That was the week that was…
April 9th 2011
I’m honestly not sure I can take the strain. I know that sounds genuinely and deeply pathetic – launching a book is supposed to be a massive high – but for someone who doesn’t react at all well to stress (it would be Too Much Information to go into details), and has barely-supressed OCD (find me a writer – or a scientist – who doesn’t), it hasn’t been the easiest few days.
Back in yesteryear, authors would have to wait weeks, if not months, to find out how their book was selling. Now, they can check in real time. Reviews would trickle in, be collated by the publisher, and get posted when there were sufficient to make it worth the while. Now, in an era where everything is instantaneous, our hapless scrivener swings from joy to anguish and back in the course of a single afternoon. Readers’ reactions – once largely unknown – are now in the public domain, thanks to the star systems on Amazon and Goodreads.
It makes for an exceptionally intense experience: one of those rollercoaster rides I absolutely hate because I can’t see what’s up ahead (because I’ve had to take my glasses off) and get nauseous with all the abrupt changes in direction. It isn’t what I signed up for, even though it’s clearly a critical part of the business. What’s galling, of course, is that I know make it worse for myself. If I could relax and enjoy it, I’d be having such a good time right now.
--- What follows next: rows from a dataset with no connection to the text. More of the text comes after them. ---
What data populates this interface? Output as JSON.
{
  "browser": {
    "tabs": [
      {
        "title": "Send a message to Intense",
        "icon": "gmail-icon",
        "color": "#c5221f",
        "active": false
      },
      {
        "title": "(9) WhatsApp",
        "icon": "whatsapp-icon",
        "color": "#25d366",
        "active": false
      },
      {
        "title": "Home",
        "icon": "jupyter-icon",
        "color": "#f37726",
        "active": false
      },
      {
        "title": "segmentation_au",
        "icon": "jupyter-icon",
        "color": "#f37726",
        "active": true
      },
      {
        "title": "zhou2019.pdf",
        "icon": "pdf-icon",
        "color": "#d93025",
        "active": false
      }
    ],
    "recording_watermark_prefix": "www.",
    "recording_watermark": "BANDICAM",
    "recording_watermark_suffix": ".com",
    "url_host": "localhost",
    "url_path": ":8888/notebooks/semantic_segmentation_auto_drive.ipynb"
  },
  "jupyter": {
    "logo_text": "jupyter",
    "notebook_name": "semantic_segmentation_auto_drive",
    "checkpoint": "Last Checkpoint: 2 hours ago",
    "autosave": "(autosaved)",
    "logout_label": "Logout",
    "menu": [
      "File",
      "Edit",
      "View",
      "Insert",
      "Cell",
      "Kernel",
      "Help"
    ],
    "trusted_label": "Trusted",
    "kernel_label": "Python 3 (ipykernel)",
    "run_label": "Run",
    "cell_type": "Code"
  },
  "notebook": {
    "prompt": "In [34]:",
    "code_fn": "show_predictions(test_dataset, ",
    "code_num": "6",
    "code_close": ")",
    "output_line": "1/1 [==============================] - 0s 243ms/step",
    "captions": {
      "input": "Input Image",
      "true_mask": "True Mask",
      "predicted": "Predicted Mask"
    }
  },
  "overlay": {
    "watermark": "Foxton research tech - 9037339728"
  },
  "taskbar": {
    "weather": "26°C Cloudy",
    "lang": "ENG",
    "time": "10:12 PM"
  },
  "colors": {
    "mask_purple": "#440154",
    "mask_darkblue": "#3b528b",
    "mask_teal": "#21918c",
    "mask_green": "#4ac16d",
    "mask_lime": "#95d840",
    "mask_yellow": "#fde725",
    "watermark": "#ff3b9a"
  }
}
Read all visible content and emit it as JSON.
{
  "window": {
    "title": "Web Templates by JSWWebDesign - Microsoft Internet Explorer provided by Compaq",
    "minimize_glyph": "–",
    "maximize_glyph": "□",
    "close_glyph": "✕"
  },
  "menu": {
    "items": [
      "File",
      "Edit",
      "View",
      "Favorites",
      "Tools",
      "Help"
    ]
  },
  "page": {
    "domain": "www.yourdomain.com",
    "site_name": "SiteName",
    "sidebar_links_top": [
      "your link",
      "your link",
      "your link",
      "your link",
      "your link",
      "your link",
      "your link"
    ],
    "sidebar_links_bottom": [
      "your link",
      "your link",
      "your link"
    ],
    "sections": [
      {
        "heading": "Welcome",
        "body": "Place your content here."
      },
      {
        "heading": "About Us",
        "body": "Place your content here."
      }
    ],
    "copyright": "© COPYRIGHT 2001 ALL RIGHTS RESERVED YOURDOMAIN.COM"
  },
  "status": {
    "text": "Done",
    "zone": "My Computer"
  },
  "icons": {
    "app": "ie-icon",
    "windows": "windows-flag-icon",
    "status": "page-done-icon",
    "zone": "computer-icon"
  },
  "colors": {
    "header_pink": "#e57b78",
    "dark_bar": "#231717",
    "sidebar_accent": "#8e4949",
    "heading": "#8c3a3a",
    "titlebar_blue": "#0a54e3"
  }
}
The reviews have been almost universally positive – some of them have been downright glowing – and I know there are more to come. The graffiti walls were such an amazing thing to do – so unutterably cool and so totally the embodiment of the Metrozone – that I couldn’t stop grinning after I’d seen them. Sales – well, I’ve actually sold some books. And ebooks. I’ve sold them in the UK. I’ve sold them in the USA. And in Canada. And in France, Germany, and Japan. And on the back of those sales, some discerning folk are pre-ordering Theories of Flight. So I – and the heroic Orbit publicity machine – must be doing something right.
And at the end of April, we’re doing it all again. And again at the end of May. My disreputable writing friends made heavy use of both irony and mockery when we met down the pub last week, along the lines of “Woe! What a terrible thing it is to have three novels published across the globe, one after another, by a major SF publisher, and have them well-received by critics and readers alike. Woe!” Alcohol may have been involved, too, but you get the idea.
It’s not that I’m an intensely shy person, either. I teach at a school, in front of ten and eleven-year old kids. I speak in public about writing, and science, and faith, and other stuff. I go to conventions, and I mingle. But in working through this blog-post-thing, I think what really disturbs me is that I feel both wholly unprepared and out of control. I don’t know what else I could have done at this point. Neither do I know how to manipulate what’s happening Out There.
It feels like an exam that I can’t revise for. I’ve taken many tests in my time, and being the swot I am, I’m meticulous in my planning. I didn’t ace them all, but I knew what I needed to do for each one. Yet when it comes to this, there’s no curriculum to follow and no revision I can do. My precious words are not my own any more. They belong to other people now. There are no right or wrong answers, mainly because I don’t know what the questions are supposed to be.
For someone like me, that’s really hard.
Now go and find someone who, unlike me, actually deserves your pity…